The play itself advanced the Raiders to the Broncos' 6-yard line, and that became the 3-yard line after Yiadom removed his helmet on the field, drawing an automatic unsportsmanlike conduct penalty. And two plays later with just 11 seconds left, Carr hit Renfrow in the end zone to finally score a touchdown and pull the Raiders within a point.
After a game of conservativism, Gruden made a surprising but excellent decision to go for two points and a win in regulation on the road in Denver. It boosted their GWC by 3.6% over a point-after attempt. But that is where the Carr-to-Renfrow magic ended. Renfrow came free at the front of the end zone, but defensive end Shelby Harris batted it down before Carr could make the connection. And after a failed onside kick attempt with just seven seconds left, Lock was able to take a knee to secure the Broncos' unexpectedly hard-fought victory.
With the Raiders effectively eliminated before their comeback even began, there are fewer takeaways from this result, however exciting it was. The Raiders' second-half fade of five losses in their final six games marred a season of unexpected competence under the new Gruden regime. An overall 24th-ranked DVOA may not foreshadow a repeat of a 7-9 finish, but a top-10 DVOA offensive finish is impressive considering what happened with Antonio Brown. And it seems to suggest Gruden will keep Carr as his quarterback as the team makes its move to Las Vegas.

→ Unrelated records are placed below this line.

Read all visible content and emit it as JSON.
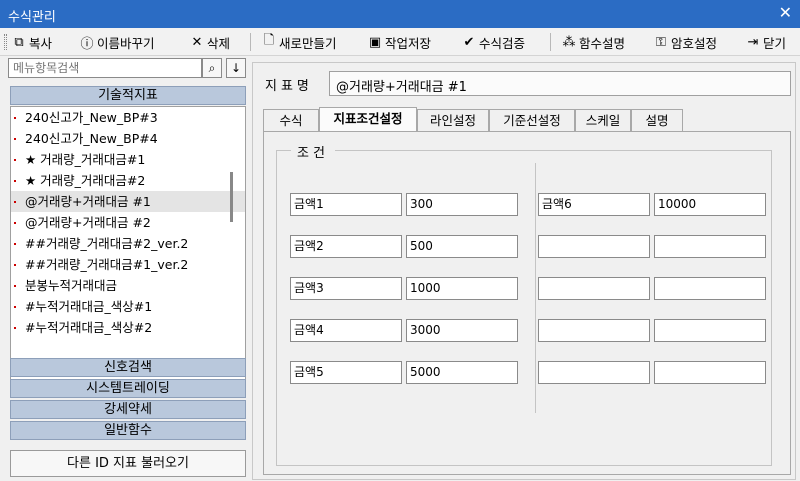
{
  "window": {
    "title": "수식관리",
    "close": "✕"
  },
  "toolbar": {
    "copy": "복사",
    "rename": "이름바꾸기",
    "delete": "삭제",
    "new": "새로만들기",
    "save": "작업저장",
    "verify": "수식검증",
    "func_help": "함수설명",
    "password": "암호설정",
    "close": "닫기"
  },
  "left": {
    "search_placeholder": "메뉴항목검색",
    "sections": {
      "technical": "기술적지표",
      "signal": "신호검색",
      "system": "시스템트레이딩",
      "strength": "강세약세",
      "general": "일반함수"
    },
    "items": [
      "240신고가_New_BP#3",
      "240신고가_New_BP#4",
      "★ 거래량_거래대금#1",
      "★ 거래량_거래대금#2",
      "@거래량+거래대금 #1",
      "@거래량+거래대금 #2",
      "##거래량_거래대금#2_ver.2",
      "##거래량_거래대금#1_ver.2",
      "분봉누적거래대금",
      "#누적거래대금_색상#1",
      "#누적거래대금_색상#2"
    ],
    "selected_index": 4,
    "load_other": "다른 ID 지표 불러오기"
  },
  "right": {
    "name_label": "지표명",
    "name_value": "@거래량+거래대금 #1",
    "tabs": [
      "수식",
      "지표조건설정",
      "라인설정",
      "기준선설정",
      "스케일",
      "설명"
    ],
    "active_tab": 1,
    "group_title": "조건",
    "conditions": [
      {
        "label": "금액1",
        "value": "300"
      },
      {
        "label": "금액2",
        "value": "500"
      },
      {
        "label": "금액3",
        "value": "1000"
      },
      {
        "label": "금액4",
        "value": "3000"
      },
      {
        "label": "금액5",
        "value": "5000"
      },
      {
        "label": "금액6",
        "value": "10000"
      },
      {
        "label": "",
        "value": ""
      },
      {
        "label": "",
        "value": ""
      },
      {
        "label": "",
        "value": ""
      },
      {
        "label": "",
        "value": ""
      }
    ]
  },
  "colors": {
    "titlebar": "#2b6cc4",
    "section_header": "#b9c8dc",
    "selected_row": "#e4e4e4"
  }
}
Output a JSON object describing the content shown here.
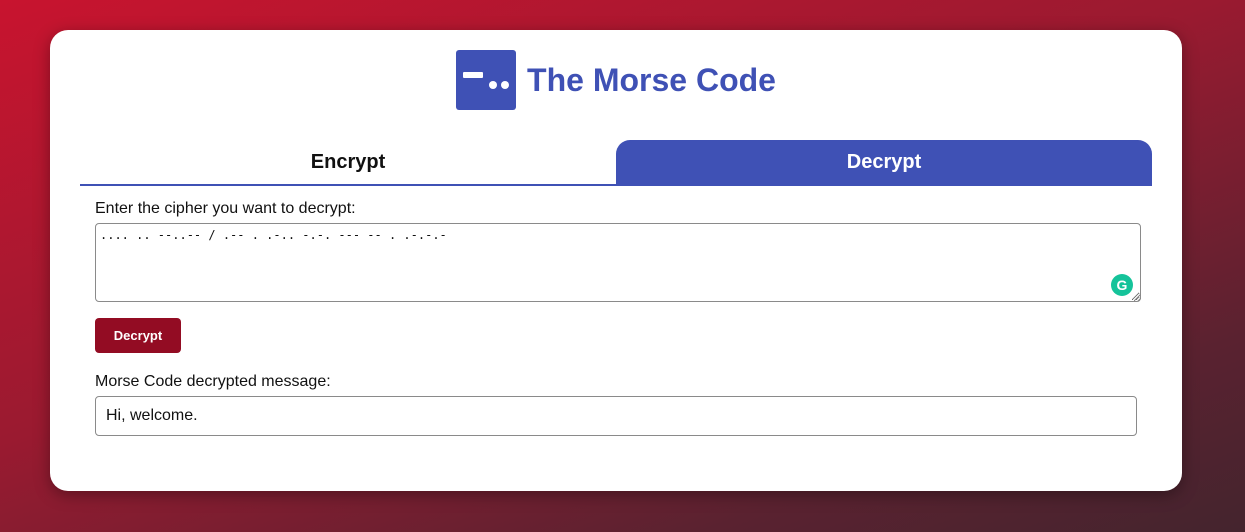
{
  "header": {
    "title": "The Morse Code",
    "logo_icon": "morse-dash-dot-icon",
    "accent_color": "#3f51b5"
  },
  "tabs": [
    {
      "label": "Encrypt",
      "active": false
    },
    {
      "label": "Decrypt",
      "active": true
    }
  ],
  "decrypt": {
    "cipher_label": "Enter the cipher you want to decrypt:",
    "cipher_value": ".... .. --..-- / .-- . .-.. -.-. --- -- . .-.-.-",
    "button_label": "Decrypt",
    "button_color": "#930c23",
    "result_label": "Morse Code decrypted message:",
    "result_value": "Hi, welcome."
  },
  "extensions": {
    "grammar_icon": "grammarly-icon",
    "grammar_icon_glyph": "G"
  }
}
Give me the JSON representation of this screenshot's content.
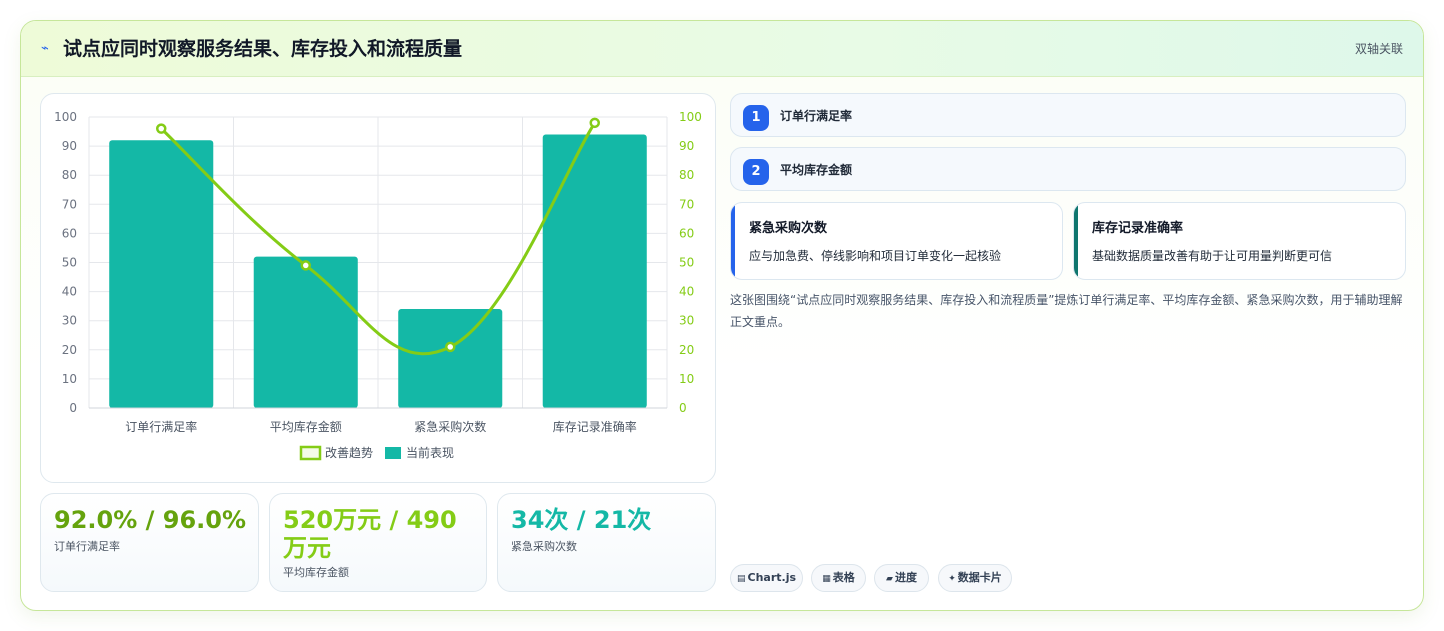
{
  "header": {
    "icon": "pulse-icon",
    "title": "试点应同时观察服务结果、库存投入和流程质量",
    "tag": "双轴关联"
  },
  "chart_data": {
    "type": "bar",
    "categories": [
      "订单行满足率",
      "平均库存金额",
      "紧急采购次数",
      "库存记录准确率"
    ],
    "series": [
      {
        "name": "当前表现",
        "type": "bar",
        "axis": "left",
        "values": [
          92,
          52,
          34,
          94
        ],
        "color": "#14b8a6"
      },
      {
        "name": "改善趋势",
        "type": "line",
        "axis": "right",
        "values": [
          96,
          49,
          21,
          98
        ],
        "color": "#84cc16"
      }
    ],
    "ylim": [
      0,
      100
    ],
    "y2lim": [
      0,
      100
    ],
    "yticks": [
      0,
      10,
      20,
      30,
      40,
      50,
      60,
      70,
      80,
      90,
      100
    ],
    "grid": true,
    "legend": "bottom"
  },
  "stats": [
    {
      "value": "92.0% / 96.0%",
      "label": "订单行满足率",
      "color": "#65a30d"
    },
    {
      "value": "520万元 / 490万元",
      "label": "平均库存金额",
      "color": "#84cc16"
    },
    {
      "value": "34次 / 21次",
      "label": "紧急采购次数",
      "color": "#14b8a6"
    }
  ],
  "metrics": [
    {
      "num": "1",
      "label": "订单行满足率"
    },
    {
      "num": "2",
      "label": "平均库存金额"
    }
  ],
  "notes": [
    {
      "title": "紧急采购次数",
      "desc": "应与加急费、停线影响和项目订单变化一起核验",
      "accent": "#2563eb"
    },
    {
      "title": "库存记录准确率",
      "desc": "基础数据质量改善有助于让可用量判断更可信",
      "accent": "#0f766e"
    }
  ],
  "summary": "这张图围绕“试点应同时观察服务结果、库存投入和流程质量”提炼订单行满足率、平均库存金额、紧急采购次数，用于辅助理解正文重点。",
  "pills": [
    {
      "icon": "chart-icon",
      "glyph": "▤",
      "label": "Chart.js"
    },
    {
      "icon": "table-icon",
      "glyph": "▦",
      "label": "表格"
    },
    {
      "icon": "progress-icon",
      "glyph": "▰",
      "label": "进度"
    },
    {
      "icon": "sparkle-icon",
      "glyph": "✦",
      "label": "数据卡片"
    }
  ]
}
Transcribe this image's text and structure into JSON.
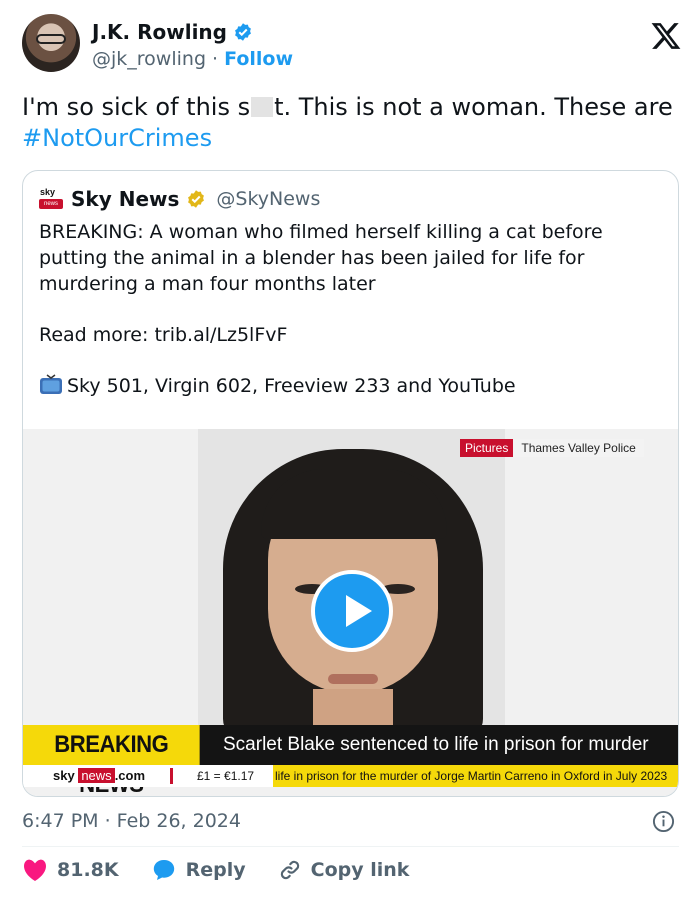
{
  "author": {
    "name": "J.K. Rowling",
    "handle": "@jk_rowling",
    "separator": " · ",
    "follow_label": "Follow"
  },
  "tweet": {
    "text_before": "I'm so sick of this s",
    "text_after": "t. This is not a woman. These are ",
    "hashtag": "#NotOurCrimes"
  },
  "quoted": {
    "logo_text": "sky",
    "logo_sub": "news",
    "name": "Sky News",
    "handle": "@SkyNews",
    "paragraph1": "BREAKING: A woman who filmed herself killing a cat before putting the animal in a blender has been jailed for life for murdering a man four months later",
    "paragraph2": "Read more: trib.al/Lz5lFvF",
    "paragraph3": "Sky 501, Virgin 602, Freeview 233 and YouTube",
    "video": {
      "credit_label": "Pictures",
      "credit_source": "Thames Valley Police",
      "breaking_label": "BREAKING NEWS",
      "headline": "Scarlet Blake sentenced to life in prison for murder",
      "ticker_logo": "sky",
      "ticker_logo_news": "news",
      "ticker_logo_suffix": ".com",
      "ticker_rate": "£1 = €1.17",
      "ticker_text": "life in prison for the murder of Jorge Martin Carreno in Oxford in July 2023"
    }
  },
  "timestamp": "6:47 PM · Feb 26, 2024",
  "actions": {
    "likes": "81.8K",
    "reply": "Reply",
    "copy_link": "Copy link"
  },
  "colors": {
    "accent": "#1d9bf0",
    "like": "#f91880",
    "sky_red": "#c8102e",
    "breaking_yellow": "#f5d90a"
  },
  "icons": [
    "verified-badge-icon",
    "x-logo-icon",
    "gold-verified-badge-icon",
    "tv-icon",
    "play-icon",
    "info-icon",
    "heart-icon",
    "reply-bubble-icon",
    "link-icon"
  ]
}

For the Broncos, the close of a disappointing season is all about quarterback evaluation as well. And while Lock had just the one stand-out game of 309 yards and three touchdowns against the Texans in his second start, he did lead all rookie passers with a 2.4% DVOA, albeit on a small sample of 166 dropbacks. John Elway didn't sound fully committed to his late-season starter on Monday, but the Broncos may be facing a rebuild whether they want to admit it or not. After top-five finishes in four of their last five seasons, their aging defense declined to just 13th in DVOA by season's end.